Too little too late?
Dorsey and Sandberg said their companies are moving as quickly as they can. Given that Twitter and Facebook are fast-moving, disruptive innovators, that sentiment didn’t play well with lawmakers. Twitter’s chief acknowledged as much.
“I know that’s a frustrating answer because it’s hard to predict,” Dorsey acknowledged late in the House committee hearing in the afternoon.
Meanwhile, the challenges facing tech companies keep piling up. In July, Facebook said it discovered a new campaign of “inauthentic behavior” that involved dozens of Facebook pages and accounts, and $11,000 worth of ads, to promote political causes and potentially interfere in the 2018 US midterm elections this November. Last month, Facebook also said it was removing more than 600 “inauthentic” pages, groups and accounts with ties to Russia and Iran.
Twitter suspended 284 accounts with ties to Iran for “coordinated manipulation.” Days later, Google said it was removing 58 accounts tied to Iran from YouTube and other Google services.
Congress on Wednesday applauded the tech giants for catching those disinformation campaigns before the elections, rather than being surprised by them after.
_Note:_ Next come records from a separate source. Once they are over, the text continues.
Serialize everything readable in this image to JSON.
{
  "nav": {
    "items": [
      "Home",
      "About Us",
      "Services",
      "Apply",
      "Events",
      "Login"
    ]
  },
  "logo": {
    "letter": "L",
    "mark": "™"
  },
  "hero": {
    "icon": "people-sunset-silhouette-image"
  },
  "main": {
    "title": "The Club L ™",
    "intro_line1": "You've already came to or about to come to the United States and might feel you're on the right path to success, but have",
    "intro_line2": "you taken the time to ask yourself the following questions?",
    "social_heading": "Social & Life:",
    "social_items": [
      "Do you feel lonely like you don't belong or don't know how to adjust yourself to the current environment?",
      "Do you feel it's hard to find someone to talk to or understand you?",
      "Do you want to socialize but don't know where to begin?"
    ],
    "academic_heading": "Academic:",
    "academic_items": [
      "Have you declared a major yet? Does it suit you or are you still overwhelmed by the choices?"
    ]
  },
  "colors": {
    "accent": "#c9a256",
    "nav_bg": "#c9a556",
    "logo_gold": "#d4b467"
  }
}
But some experts say the integrity of the 2018 election may be beyond saving.
“In some ways, the United States has broadcast to the world that it doesn’t take these issues seriously,” former Facebook security chief Alex Stamos wrote shortly after leaving the company last month. “While this failure has left the US unprepared to protect the 2018 elections, there is still a chance to defend American democracy in 2020.”
Which means pressure on the tech industry to figure out a way forward isn’t going to let up anytime soon.
The Honeymoon is Over: Everything you need to know about why tech is under Washington’s microscope.
Infowars and Silicon Valley: Everything you need to know about the tech industry’s free speech debate.